___ Records for the task ___

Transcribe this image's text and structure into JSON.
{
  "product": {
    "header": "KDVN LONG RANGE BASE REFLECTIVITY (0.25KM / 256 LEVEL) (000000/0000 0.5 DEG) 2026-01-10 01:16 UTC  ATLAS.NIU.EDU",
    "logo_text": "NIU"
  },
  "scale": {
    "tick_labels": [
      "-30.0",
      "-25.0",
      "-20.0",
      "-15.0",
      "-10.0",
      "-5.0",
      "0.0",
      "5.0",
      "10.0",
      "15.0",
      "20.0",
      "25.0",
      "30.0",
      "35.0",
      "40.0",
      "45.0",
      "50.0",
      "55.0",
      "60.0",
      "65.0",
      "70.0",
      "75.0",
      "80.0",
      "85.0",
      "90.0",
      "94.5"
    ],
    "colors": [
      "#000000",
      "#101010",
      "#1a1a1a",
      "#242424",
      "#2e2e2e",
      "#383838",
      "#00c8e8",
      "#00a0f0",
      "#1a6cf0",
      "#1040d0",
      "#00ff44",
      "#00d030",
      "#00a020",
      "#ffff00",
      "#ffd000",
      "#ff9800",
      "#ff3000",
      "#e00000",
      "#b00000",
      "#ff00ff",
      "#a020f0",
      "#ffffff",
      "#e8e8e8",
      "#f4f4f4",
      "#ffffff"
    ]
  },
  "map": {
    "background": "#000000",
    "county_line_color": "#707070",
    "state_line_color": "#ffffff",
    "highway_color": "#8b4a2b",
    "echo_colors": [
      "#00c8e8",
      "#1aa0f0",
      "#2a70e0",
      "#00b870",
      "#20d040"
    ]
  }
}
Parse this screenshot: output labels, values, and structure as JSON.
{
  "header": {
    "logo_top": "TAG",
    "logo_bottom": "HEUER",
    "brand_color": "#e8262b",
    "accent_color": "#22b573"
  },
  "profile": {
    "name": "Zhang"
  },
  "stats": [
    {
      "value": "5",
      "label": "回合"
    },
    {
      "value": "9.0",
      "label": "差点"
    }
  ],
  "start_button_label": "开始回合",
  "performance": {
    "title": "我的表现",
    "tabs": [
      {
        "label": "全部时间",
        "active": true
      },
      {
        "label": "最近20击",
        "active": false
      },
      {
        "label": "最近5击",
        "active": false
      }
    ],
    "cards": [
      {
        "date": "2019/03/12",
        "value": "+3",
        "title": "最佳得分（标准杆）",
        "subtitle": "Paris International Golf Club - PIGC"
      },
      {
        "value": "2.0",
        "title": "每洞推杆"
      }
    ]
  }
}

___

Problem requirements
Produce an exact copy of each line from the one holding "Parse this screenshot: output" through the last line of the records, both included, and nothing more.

Response to this task
Parse this screenshot: output labels, values, and structure as JSON.
{
  "header": {
    "logo_top": "TAG",
    "logo_bottom": "HEUER",
    "brand_color": "#e8262b",
    "accent_color": "#22b573"
  },
  "profile": {
    "name": "Zhang"
  },
  "stats": [
    {
      "value": "5",
      "label": "回合"
    },
    {
      "value": "9.0",
      "label": "差点"
    }
  ],
  "start_button_label": "开始回合",
  "performance": {
    "title": "我的表现",
    "tabs": [
      {
        "label": "全部时间",
        "active": true
      },
      {
        "label": "最近20击",
        "active": false
      },
      {
        "label": "最近5击",
        "active": false
      }
    ],
    "cards": [
      {
        "date": "2019/03/12",
        "value": "+3",
        "title": "最佳得分（标准杆）",
        "subtitle": "Paris International Golf Club - PIGC"
      },
      {
        "value": "2.0",
        "title": "每洞推杆"
      }
    ]
  }
}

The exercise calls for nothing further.